My journey with science communication began in my junior year pursuing an undergraduate degree in Medical Sciences. I was applying for the Goldwater Scholarship after an impactful experience studying endometriosis in Dr. Katherine Burns’s lab. The Goldwater application process required me to envision myself as a future scientist, a career path I hadn’t fully considered before this experience. I began to imagine a future involving the scientific and medical world. At the same time, I was learning the foundational sciences of biochemistry, physiology, and microbiology to begin to understand disease progression and how things can go wrong in the human body. I still aspired to continue into a medical career, and I wondered how I was supposed to condense years of basic science into simple descriptions to future patients of why they encountered the medical problems they had. It seemed like the humanities could be useful in that.
Ultimately, though I did not receive the Goldwater Scholarship, this stepping stone led me to consider graduate school abroad. I wanted to continue to nurture my enthusiasm for science but to do so in a way that honored the humanities.
My first interaction with PEWS was when I attended the UC Workshop on Public Engagement with Science. This multi-day virtual conference was formative, as I learned more about the field of science communication and began to cement my future plans. I learned of the PEWS weekly Research & Discussion (R&D) Group while taking Dr. Melissa Jacquart’s honors seminar, “The Feminist Toolkit.” After involvement in the R&D Group, I was offered the opportunity to become a PEWS Undergraduate Intern. In that role, I was able to contribute to the future of PEWS by envisioning ways for the center to engage more fully with undergraduate students at UC and to provide spaces to connect young researchers like me with the field of science communication.
By connecting PEWS with existing structures on campus to support undergraduate students, I hope to see the UC opportunities that I’ve found so valuable to my own undergraduate research experiences integrated with PEWS opportunities. In my four years of being a student leader at UC, I had developed knowledge of campus and research opportunities that I want to share with other students.
In my work with PEWS, I’ve learned from so many incredible individuals who I admire deeply. I want to recognize the joy of collaborating with Kat Timm, Anthropology MA student and PEWS Sustainability Graduate Fellow, on the Careers in Public Engagement with Science Panel , and the support and guidance from Dr. Melissa Jacquart, Associate Director of PEWS, throughout the past year.
My next steps take me to the University of Edinburgh, where I will pursue a master’s degree in Science Communication and Public Engagement. This program will enable me to continue thinking about the broader intersections of reproductive health, science, and medicine.

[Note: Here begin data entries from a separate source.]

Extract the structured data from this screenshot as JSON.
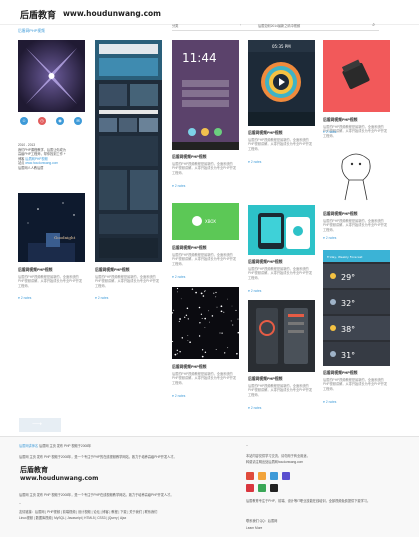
{
  "header": {
    "logo_cn": "后盾教育",
    "logo_url": "www.houdunwang.com"
  },
  "breadcrumb": "后盾网PHP视频",
  "ribbon": {
    "left_label": "分类",
    "middle_label": "后盾如何2014最新之晴中视频",
    "search_icon": "search-icon"
  },
  "profile": {
    "line1": "后盾网的PHP视频",
    "line2": "2010 - 2013",
    "line3": "我们PHP课程教学，后盾让你成为",
    "line4": "高级PHP工程师，帮你找到工作 +",
    "line5": "博客",
    "link1": "后盾网PHP视频",
    "line6": "站点",
    "link2": "www.houdunwang.com",
    "line7": "后盾网人人教后盾",
    "icons": [
      "user-icon",
      "clock-icon",
      "rss-icon",
      "mail-icon"
    ]
  },
  "posts": {
    "title": "后盾网视频PHP视频",
    "desc": "后盾的PHP视频教程是最新的，全面系统的PHP视频讲解，从零开始成长为专业PHP开发工程师。",
    "likes": "2 notes"
  },
  "phone_clock": "11:44",
  "phone_time2": "05:35 PM",
  "weather": {
    "title": "Friday, Weekly Forecast",
    "temps": [
      "29°",
      "32°",
      "38°",
      "31°"
    ]
  },
  "footer": {
    "site_line_label": "后盾网讲师名",
    "site_line_text": "后盾网 主页 发布 PHP 视频于2008年",
    "main_text": "后盾网 主页 发布 PHP 视频于2008年，是一个专注于PHP的在线视频教学网站，致力于培养高级PHP开发人才。",
    "logo_cn": "后盾教育",
    "logo_url": "www.houdunwang.com",
    "desc_text": "后盾网 主页 发布 PHP 视频于2008年，是一个专注于PHP在线视频教学网站，致力于培养高级PHP开发人才。",
    "dash": "--",
    "bottom_links": "友情链接：后盾网 | PHP视频 | 前端视频 | 设计视频 | 论坛 | 博客 | 教程 | 下载 | 关于我们 | 联系我们",
    "bottom_links2": "Linux视频 | 数据库视频 | MySQL | Javascript | HTML5 | CSS3 | jQuery | Ajax",
    "right_title": "--",
    "right_text1": "本站内容仅供学习交流，请勿用于商业用途，",
    "right_text2": "转载请注明出处后盾网houdunwang.com",
    "right_text3": "后盾教育专注于PHP、前端、设计等IT职业技能在线培训，全部视频免费提供下载学习。",
    "right_text4": "联系我们 QQ：后盾网",
    "right_link": "Learn More"
  },
  "colors": {
    "accent": "#3d9ad8",
    "footer_bg": "#f8f8f8"
  }
}
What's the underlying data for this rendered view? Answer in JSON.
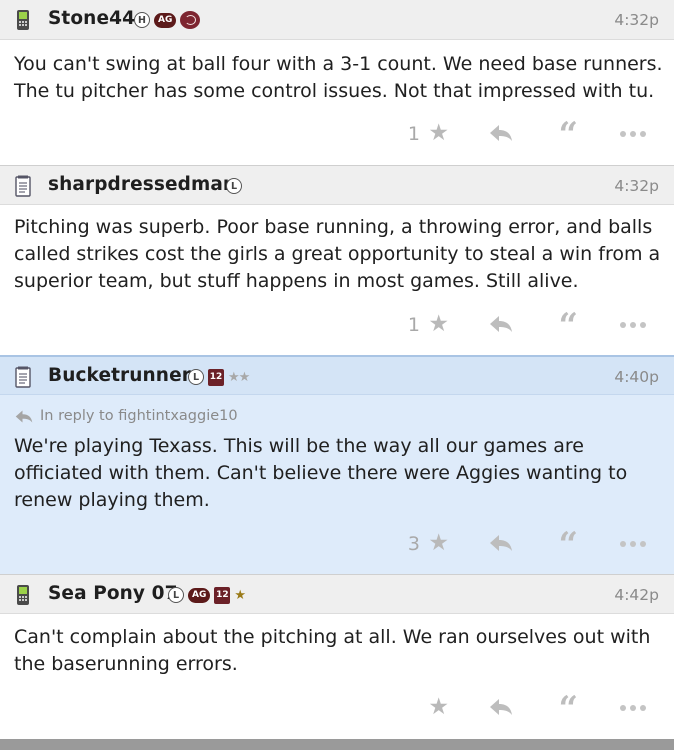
{
  "posts": [
    {
      "username": "Stone44",
      "time": "4:32p",
      "device": "phone-icon",
      "badges": {
        "h": "H",
        "ag": "AG",
        "logo": "maroon-team-logo-icon"
      },
      "text": "You can't swing at ball four with a 3-1 count. We need base runners. The tu pitcher has some control issues. Not that impressed with tu.",
      "likes": "1"
    },
    {
      "username": "sharpdressedman",
      "time": "4:32p",
      "device": "notepad-icon",
      "badges": {
        "l": "L"
      },
      "text": "Pitching was superb. Poor base running, a throwing error, and balls called strikes cost the girls a great opportunity to steal a win from a superior team, but stuff happens in most games. Still alive.",
      "likes": "1"
    },
    {
      "username": "Bucketrunner",
      "time": "4:40p",
      "device": "notepad-icon",
      "badges": {
        "l": "L",
        "twelve": "12",
        "stars": "★★"
      },
      "reply_to": "In reply to fightintxaggie10",
      "text": "We're playing Texass. This will be the way all our games are officiated with them. Can't believe there were Aggies wanting to renew playing them.",
      "likes": "3"
    },
    {
      "username": "Sea Pony 07",
      "time": "4:42p",
      "device": "phone-icon",
      "badges": {
        "l": "L",
        "ag": "AG",
        "twelve": "12",
        "stars": "★"
      },
      "text": "Can't complain about the pitching at all. We ran ourselves out with the baserunning errors.",
      "likes": ""
    }
  ],
  "icons": {
    "like": "★",
    "quote": "“",
    "reply": "reply-arrow-icon",
    "more": "more-dots-icon"
  },
  "colors": {
    "highlight": "#deebfa",
    "header": "#efefef",
    "maroon": "#5c1a1a",
    "gold_star": "#9a7a18"
  }
}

The World Congress on Endometriosis will take place in Edinburgh in the spring of 2023, and I look forward to seeing my UC mentor Dr. Burns speak at this event. My time with PEWS has been instrumental in my decision-making process for my future, and I am so grateful for this experience.